  <listitem>
    <para><command>g++ <option>-j1</option></command> on the fast machine: 2.2s</para>
  </listitem>
  <listitem>
    <para>using icecream <option>-j2</option> on my machine: max(1.7,1.8)=1.8s</para>
  </listitem>
  <listitem>
    <para>(using icecream <option>-j2</option> on the other machine: max(1.1,1.8)=1.8s)</para>
  </listitem>
</itemizedlist>
</para>

<para>The math is a bit tricky and depends a lot on the current state of the
compilation network, but make sure you are not blindly assuming
<command>make <option>-j2</option></command> halves your compilation time.</para>

</refsect1>

<refsect1>
<title>What is the best environment for icecream</title>

<para>In most requirements icecream is not special, e.g. it does not matter what
distributed compile system you use, you will not have fun if your nodes are
connected through than less or equal to 10MBit. Note that icecream compresses
input and output files (using <literal>lzo</literal>), so you can calc with ~1MBit per compile job
- i.e. more than <command>make <option>-j10</option></command> will not
be possible without delays.</para>

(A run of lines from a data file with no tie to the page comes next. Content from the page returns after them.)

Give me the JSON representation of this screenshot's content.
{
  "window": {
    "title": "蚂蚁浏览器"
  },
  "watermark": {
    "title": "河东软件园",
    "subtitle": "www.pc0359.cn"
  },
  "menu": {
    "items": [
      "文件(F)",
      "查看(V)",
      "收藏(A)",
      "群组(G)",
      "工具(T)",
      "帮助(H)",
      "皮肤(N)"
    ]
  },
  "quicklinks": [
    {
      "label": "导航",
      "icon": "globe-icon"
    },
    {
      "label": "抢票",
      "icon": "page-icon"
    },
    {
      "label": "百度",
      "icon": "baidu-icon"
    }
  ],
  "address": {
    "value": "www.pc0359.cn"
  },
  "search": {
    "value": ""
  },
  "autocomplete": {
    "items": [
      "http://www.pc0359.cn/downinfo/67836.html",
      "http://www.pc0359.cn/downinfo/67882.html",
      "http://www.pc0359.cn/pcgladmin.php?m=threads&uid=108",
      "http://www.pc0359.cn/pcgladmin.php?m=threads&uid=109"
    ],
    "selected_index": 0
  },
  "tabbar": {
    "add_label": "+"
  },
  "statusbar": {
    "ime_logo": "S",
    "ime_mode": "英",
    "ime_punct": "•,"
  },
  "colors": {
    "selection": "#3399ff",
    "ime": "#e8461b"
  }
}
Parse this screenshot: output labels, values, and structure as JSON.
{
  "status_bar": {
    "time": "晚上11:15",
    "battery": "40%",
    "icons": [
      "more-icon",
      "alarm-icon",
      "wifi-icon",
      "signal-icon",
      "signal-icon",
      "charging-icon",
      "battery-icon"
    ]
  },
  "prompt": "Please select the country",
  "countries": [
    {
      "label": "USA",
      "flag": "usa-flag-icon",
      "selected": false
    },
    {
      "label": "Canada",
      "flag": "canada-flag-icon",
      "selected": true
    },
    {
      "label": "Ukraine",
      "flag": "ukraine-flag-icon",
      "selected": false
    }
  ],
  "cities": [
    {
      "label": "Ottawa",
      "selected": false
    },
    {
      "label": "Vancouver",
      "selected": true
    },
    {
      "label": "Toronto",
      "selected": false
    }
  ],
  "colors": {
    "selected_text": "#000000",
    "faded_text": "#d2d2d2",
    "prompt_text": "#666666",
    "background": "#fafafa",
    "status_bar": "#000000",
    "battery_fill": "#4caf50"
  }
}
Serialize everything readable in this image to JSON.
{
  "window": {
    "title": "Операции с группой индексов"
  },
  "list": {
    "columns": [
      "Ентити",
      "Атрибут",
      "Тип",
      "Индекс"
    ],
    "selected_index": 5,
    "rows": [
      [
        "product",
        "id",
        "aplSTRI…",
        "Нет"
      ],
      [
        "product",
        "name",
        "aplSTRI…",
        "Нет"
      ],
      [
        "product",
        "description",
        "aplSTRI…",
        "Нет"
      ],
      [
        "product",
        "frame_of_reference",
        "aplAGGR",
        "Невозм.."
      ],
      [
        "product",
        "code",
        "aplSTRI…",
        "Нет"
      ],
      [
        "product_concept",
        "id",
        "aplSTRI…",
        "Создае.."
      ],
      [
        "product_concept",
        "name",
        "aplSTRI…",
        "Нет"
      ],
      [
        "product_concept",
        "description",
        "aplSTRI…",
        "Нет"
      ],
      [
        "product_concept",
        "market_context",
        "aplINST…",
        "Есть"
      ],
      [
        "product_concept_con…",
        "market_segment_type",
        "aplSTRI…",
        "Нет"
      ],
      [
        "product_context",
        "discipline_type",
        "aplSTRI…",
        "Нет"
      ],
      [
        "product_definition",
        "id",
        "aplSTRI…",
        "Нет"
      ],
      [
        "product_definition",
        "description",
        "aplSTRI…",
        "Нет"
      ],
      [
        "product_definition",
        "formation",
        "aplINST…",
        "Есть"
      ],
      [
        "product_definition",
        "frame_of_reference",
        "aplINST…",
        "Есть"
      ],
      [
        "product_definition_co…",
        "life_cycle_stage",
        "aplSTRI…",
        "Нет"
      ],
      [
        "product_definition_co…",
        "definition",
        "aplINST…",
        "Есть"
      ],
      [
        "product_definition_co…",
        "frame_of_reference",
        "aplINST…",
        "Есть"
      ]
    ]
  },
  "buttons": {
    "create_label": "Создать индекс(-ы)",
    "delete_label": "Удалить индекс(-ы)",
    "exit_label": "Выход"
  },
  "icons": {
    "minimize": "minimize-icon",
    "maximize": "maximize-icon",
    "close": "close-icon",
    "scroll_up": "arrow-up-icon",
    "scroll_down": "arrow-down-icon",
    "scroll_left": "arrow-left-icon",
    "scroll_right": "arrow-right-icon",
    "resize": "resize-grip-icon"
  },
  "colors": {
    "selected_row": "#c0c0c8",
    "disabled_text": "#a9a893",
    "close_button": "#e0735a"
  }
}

<para>Remember that more machines are only good if you can use massive
parallelization, but you will for sure get the best result if your submitting
machine (the one you called <command>g++</command> on) will be fast enough to feed the others.
Especially if your project consists of many easy to compile files, the
preprocessing and file I/O will be job enough to need a quick machine.</para>

<para>The scheduler will try to give you the fastest machines available, so even
if you add old machines, they will be used only in exceptional situations, but
still you can have bad luck - the scheduler does not know how long a job will
take before it started. So if you have 3 machines and two quick to compile and
one long to compile source file, you are not safe from a choice where everyone
has to wait on the slow machine. Keep that in mind.</para>

</refsect1>

<refsect1>
<title>Network setup for Icecream (firewalls)</title>

<para>A short overview of the ports icecream requires:
 <itemizedlist>
  <listitem>
    <para>TCP/10245 on the daemon computers (required)</para>
  </listitem>
  <listitem>
    <para>TCP/8765 for the the scheduler computer (required)</para>
  </listitem>
  <listitem>
    <para>TCP/8766 for the telnet interface to the scheduler (optional)</para>
  </listitem>
  <listitem>
    <para>UDP/8765 for broadcast to find the scheduler (optional)</para>
  </listitem>
</itemizedlist>
</para>

<para>If the monitor cannot find the scheduler, use
<command>ICECC_SCHEDULER=<replaceable>host</replaceable> icemon</command>.</para>

</refsect1>


<refsect1>
<title>See Also</title>
<para>icecc-scheduler(1), iceccd(1), icemon(1)</para>
</refsect1>

<refsect1>
<title>Icecream Authors</title>
<para>Stephan Kulow &lt;coolo@suse.de&gt;</para>
<para>Michael Matz &lt;matz@suse.de&gt;</para>
<para>Cornelius Schumacher &lt;cschum@suse.de&gt;</para>
<para>...and various other contributors.</para>
</refsect1>
</refentry>